Genotoxic and carcinogenic properties can be acceptable traits of active pharmaceutical ingredients (APIs) but when these are impurities, which generally do not have a beneficial effect, their presence should be minimised.
To help manufacturers achieve the lowest technically feasible levels of these impurities, or reduce them to quantities that convey no significant cancer risk, the US Food and Drug Administration (FDA) has issued guidance on the subject.
By following the guidelines manufacturers should understand what the FDA requires to approve applications at various developmental stages and how these standards can be achieved.
One recommendation is that manufacturers change the synthetic or purification routes to reduce impurity formation or increase its removal.
The FDA regards 1.5μg per day as an acceptable level for impurities but this may not be appropriate in every case.
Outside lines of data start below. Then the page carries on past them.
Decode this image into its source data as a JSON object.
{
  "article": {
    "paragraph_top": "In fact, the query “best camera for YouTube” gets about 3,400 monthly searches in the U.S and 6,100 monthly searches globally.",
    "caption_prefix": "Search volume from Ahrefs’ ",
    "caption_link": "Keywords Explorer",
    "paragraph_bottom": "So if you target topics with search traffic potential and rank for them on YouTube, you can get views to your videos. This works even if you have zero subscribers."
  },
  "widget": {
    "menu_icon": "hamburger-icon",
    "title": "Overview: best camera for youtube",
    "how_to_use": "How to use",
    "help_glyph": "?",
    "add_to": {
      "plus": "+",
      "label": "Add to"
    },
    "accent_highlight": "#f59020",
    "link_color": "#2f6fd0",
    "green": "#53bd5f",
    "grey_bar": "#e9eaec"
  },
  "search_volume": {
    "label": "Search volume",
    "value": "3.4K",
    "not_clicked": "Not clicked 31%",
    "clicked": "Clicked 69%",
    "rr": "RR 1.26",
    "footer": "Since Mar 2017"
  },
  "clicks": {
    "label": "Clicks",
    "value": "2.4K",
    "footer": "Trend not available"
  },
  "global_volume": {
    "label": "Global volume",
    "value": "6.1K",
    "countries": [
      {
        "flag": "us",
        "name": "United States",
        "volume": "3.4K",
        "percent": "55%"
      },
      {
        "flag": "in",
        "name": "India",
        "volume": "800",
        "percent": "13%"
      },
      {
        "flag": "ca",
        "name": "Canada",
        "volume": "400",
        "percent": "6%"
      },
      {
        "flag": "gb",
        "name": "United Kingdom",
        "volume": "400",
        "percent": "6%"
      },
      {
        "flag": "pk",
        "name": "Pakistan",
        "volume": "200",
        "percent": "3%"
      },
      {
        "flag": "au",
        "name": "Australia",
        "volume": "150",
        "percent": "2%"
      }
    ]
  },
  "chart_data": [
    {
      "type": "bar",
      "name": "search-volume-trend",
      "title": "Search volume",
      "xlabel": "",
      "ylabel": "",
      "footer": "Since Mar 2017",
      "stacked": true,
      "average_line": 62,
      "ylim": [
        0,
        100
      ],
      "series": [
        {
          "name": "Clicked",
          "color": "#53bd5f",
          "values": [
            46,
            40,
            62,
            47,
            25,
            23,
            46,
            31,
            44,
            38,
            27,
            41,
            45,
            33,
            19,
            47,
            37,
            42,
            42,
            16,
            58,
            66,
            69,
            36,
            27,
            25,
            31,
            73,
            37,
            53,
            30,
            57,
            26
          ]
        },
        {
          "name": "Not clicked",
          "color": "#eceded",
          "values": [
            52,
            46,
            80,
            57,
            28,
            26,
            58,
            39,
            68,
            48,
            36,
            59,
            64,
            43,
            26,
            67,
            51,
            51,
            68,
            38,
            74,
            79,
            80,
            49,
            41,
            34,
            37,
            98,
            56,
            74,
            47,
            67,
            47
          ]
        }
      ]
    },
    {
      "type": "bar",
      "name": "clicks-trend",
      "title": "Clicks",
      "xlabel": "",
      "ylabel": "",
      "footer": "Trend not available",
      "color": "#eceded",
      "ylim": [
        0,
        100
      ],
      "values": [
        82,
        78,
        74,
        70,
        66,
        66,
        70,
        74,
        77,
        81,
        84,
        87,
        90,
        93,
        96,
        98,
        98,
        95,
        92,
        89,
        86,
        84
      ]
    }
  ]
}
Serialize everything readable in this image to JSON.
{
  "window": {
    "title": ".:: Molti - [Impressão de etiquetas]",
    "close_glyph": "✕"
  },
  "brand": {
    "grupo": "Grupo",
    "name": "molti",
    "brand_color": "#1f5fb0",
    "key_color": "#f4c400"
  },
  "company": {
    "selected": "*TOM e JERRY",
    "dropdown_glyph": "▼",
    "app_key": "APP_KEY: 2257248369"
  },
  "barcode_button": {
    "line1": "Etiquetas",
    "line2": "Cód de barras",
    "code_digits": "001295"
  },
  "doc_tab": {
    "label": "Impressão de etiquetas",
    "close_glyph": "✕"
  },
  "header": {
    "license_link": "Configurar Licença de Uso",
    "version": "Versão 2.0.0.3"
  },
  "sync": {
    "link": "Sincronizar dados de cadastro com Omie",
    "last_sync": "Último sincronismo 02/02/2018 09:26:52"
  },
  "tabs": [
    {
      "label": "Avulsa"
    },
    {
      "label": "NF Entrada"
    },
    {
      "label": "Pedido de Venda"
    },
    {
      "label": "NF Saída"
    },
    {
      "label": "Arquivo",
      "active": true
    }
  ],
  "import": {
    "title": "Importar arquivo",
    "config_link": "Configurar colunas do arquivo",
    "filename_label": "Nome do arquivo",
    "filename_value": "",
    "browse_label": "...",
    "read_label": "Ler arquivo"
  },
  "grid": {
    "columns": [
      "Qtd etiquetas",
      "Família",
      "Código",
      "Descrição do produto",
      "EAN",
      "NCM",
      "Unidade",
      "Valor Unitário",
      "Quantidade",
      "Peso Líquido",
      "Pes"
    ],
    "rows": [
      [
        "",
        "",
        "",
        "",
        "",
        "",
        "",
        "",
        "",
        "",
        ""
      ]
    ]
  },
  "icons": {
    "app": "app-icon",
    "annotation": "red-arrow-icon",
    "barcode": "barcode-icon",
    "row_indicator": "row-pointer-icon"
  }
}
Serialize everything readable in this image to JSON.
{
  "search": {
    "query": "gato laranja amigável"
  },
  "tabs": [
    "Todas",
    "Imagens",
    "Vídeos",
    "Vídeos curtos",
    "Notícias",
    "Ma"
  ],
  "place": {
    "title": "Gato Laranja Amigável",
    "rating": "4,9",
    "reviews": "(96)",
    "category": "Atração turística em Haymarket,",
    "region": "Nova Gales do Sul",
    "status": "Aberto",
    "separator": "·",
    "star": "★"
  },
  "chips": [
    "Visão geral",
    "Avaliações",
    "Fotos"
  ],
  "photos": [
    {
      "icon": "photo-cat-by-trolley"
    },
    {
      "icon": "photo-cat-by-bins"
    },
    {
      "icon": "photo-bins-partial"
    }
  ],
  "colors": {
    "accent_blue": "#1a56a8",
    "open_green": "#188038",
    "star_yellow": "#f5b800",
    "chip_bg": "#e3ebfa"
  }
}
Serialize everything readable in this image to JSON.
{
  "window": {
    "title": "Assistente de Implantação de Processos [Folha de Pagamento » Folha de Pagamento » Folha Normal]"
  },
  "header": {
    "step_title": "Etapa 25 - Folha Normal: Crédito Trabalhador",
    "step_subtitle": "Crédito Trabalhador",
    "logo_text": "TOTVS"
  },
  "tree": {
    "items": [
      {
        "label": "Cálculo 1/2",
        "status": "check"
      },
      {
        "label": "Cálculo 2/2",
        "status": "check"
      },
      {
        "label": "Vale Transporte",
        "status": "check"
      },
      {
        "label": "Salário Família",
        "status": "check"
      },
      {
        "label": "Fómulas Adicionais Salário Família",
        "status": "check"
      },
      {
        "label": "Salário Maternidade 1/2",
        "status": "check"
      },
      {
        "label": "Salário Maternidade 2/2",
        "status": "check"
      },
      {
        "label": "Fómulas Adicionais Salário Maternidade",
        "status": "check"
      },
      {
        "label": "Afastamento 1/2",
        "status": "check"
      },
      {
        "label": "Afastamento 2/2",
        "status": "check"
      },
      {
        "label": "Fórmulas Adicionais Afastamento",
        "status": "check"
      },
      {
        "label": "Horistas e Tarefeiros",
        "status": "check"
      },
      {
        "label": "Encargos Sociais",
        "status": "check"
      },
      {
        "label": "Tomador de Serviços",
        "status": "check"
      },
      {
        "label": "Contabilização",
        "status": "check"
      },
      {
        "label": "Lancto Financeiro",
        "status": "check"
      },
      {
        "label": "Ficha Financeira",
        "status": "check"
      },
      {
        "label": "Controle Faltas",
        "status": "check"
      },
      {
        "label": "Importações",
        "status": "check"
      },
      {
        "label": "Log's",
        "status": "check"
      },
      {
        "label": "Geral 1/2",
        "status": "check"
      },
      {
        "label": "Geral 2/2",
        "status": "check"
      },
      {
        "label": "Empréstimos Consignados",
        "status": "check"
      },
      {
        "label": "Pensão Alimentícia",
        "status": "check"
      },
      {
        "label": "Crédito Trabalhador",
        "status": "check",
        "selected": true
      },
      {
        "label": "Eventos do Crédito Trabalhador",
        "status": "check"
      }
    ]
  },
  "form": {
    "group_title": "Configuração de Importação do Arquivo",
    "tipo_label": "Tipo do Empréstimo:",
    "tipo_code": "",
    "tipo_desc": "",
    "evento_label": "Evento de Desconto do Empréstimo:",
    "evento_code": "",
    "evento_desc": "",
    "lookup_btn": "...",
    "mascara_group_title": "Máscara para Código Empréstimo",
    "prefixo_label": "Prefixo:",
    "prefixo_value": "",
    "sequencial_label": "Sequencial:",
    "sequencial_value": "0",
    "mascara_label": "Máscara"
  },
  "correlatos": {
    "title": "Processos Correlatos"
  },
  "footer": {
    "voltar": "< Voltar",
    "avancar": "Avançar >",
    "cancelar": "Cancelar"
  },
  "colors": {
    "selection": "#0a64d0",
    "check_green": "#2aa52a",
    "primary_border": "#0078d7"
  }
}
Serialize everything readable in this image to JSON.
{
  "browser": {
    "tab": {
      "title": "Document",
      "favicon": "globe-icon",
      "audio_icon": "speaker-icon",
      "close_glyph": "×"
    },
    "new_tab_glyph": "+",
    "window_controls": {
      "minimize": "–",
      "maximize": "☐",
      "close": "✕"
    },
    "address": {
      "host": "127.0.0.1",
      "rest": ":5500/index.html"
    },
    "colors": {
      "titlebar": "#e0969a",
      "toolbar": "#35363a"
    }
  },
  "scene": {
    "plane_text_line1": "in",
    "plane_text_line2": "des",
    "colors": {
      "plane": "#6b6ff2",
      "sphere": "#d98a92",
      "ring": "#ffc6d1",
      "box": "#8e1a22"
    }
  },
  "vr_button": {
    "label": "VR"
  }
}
In addition, higher levels may be allowed during clinical development.
Further characterisation of the risks posed by the impurities by studying the mechanism of action or performing weight-of-evidence approaches can also add support to impurity specifications.
Products released prior to the issuing of the guidance are covered by it if a specific safety signal highlighting increased risk is detected.
Supplemental applications in previously approved products are also covered if they require a significant change to the labelling that suggests potential for increased carcinogenic risk.
The complete guidance can be found here.